Kansas’s Driving Laws

Kansas is known for being quite flat, and it’s also sparsely populated. This kind of topography and Kansas’s robust driving laws means that it seems as though it’d be difficult to get into an accident.

The problem is that there are often going to be a few people who are willing to break Kansas’s driving laws, and you may encounter these kinds of drivers on the roads.

You may even suffer an injury in an accident due to their negligence.

It’s always important to know the law of the land, but if you find yourself in that kind of situation, the law is a particularly powerful tool to have on your side.

It can protect you from blame, and it may even be able to help you get financial compensation.

Specific Rules in Kansas

Kansas’s specific driving rules are fairly straightforward and worth committing to memory. These are some of the ones you’ll want to pay close attention to.

  • Seatbelts: Everyone in the front part of the car must be wearing a seatbelt if they live in Kansas. Backseat passengers ages 17 and under also have to wear either a seatbelt or a child safety restraint. Children need to wear a child restraint from ages 3 to 7 or if they weigh up to 80 pounds.

  • Drunk driving: Driving with a blood alcohol content (BAC) over 0.08 could lead to an arrest for a DUI charge, and drivers under the age of 21 are not allowed to drive with a BAC higher than 0.02. Ignition interlock devices (IIDs) are mandatory for first-time DUI offenders in Kansas.

  • Open container laws: Open containers of alcohol aren’t allowed in the passenger area of the car. However, they are allowed to be stored in a locked trunk or behind the last upright seat of the vehicle.

  • Distracted driving: In Kansas, nobody is allowed to text while driving. That being said, experienced drivers are still allowed to make phone calls. Drivers that still have a learner’s permit or intermediary license aren’t allowed to use cell phones at all while driving.

Kansas Driving Laws Overview

Distracted Driving and Your Kansas Auto Accident

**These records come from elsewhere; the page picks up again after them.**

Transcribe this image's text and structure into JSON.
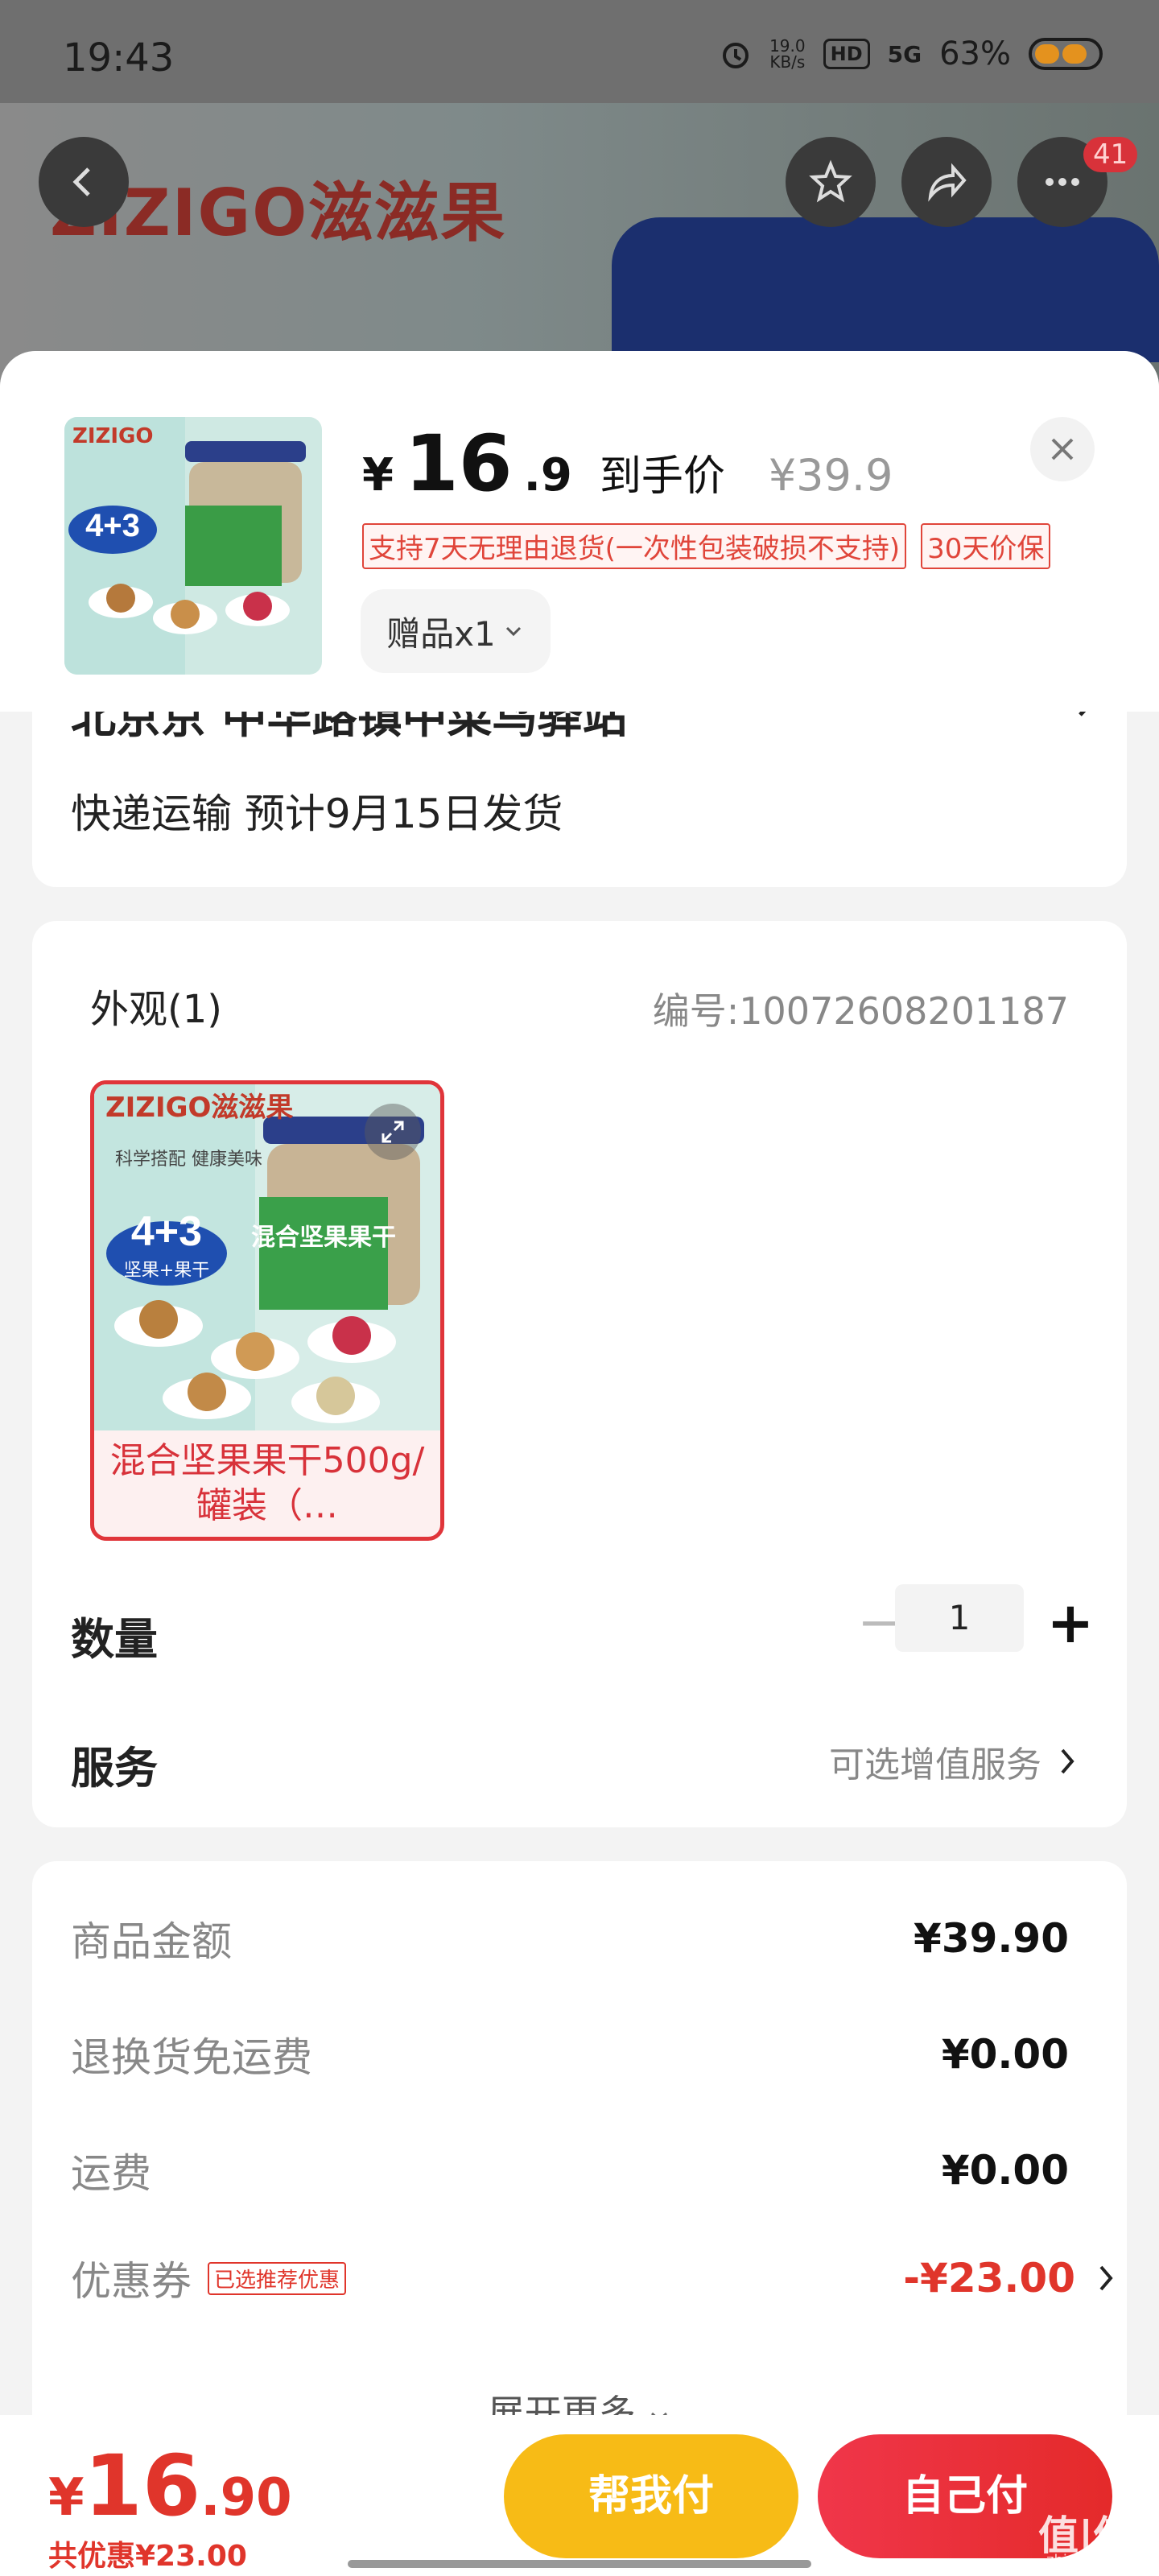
{
  "status": {
    "time": "19:43",
    "net_speed": "19.0\nKB/s",
    "hd": "HD",
    "signal": "5G",
    "battery": "63%"
  },
  "background": {
    "brand": "ZIZIGO滋滋果",
    "notify_count": "41"
  },
  "header": {
    "currency": "¥",
    "price_int": "16",
    "price_dec": ".9",
    "price_label": "到手价",
    "original_price": "¥39.9",
    "tags": [
      "支持7天无理由退货(一次性包装破损不支持)",
      "30天价保"
    ],
    "gift": "赠品x1"
  },
  "address": {
    "line": "北京京 中华路镇中菜鸟驿站",
    "shipping": "快递运输 预计9月15日发货"
  },
  "spec": {
    "title": "外观(1)",
    "code": "编号:10072608201187",
    "variant_label": "混合坚果果干500g/罐装（…",
    "image_brand": "ZIZIGO滋滋果",
    "image_slogan": "科学搭配 健康美味",
    "image_big": "4+3",
    "image_sub": "坚果+果干",
    "image_box": "混合坚果果干",
    "qty_label": "数量",
    "qty_value": "1",
    "minus": "−",
    "plus": "+",
    "service_label": "服务",
    "service_value": "可选增值服务"
  },
  "fees": [
    {
      "label": "商品金额",
      "value": "¥39.90"
    },
    {
      "label": "退换货免运费",
      "value": "¥0.00"
    },
    {
      "label": "运费",
      "value": "¥0.00"
    },
    {
      "label": "优惠券",
      "badge": "已选推荐优惠",
      "value": "-¥23.00"
    }
  ],
  "expand_more": "展开更多",
  "footer": {
    "currency": "¥",
    "price_int": "16",
    "price_dec": ".90",
    "savings": "共优惠¥23.00",
    "help_pay": "帮我付",
    "self_pay": "自己付"
  },
  "watermark": "值|值|值",
  "watermark_url": "zhizhizhi.com",
  "colors": {
    "accent_red": "#e0352b",
    "help_yellow": "#f7bb16"
  }
}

The driver looked down for three seconds to read a text message. Then your cars collided, and your broke your nose and ended up with a concussion.

If something similar happened to you in Kansas, then that driver was breaking one of the state’s distracted driving laws.

This is important to know because this information could help determine who is liable. Granted, since Kansas is a no-fault state, this may not seem important; after all, in no-fault states, the injured person has to file with his or her own insurance company.

However, that isn’t the case if you have a serious injury that requires a great deal of money in medical care. A serious injury may give you the opportunity to file a personal injury claim so being able to prove liability will give you a higher chance of success.

Hiring a Personal injury Lawyer

our injury is probably making many aspects of your life much harder. Financial compensation won’t return you to the life you had before your accident, but it can make the future a bit more manageable.

A Kansas personal injury attorney can serve as an ally and warrior and get you closer to having a successful claim.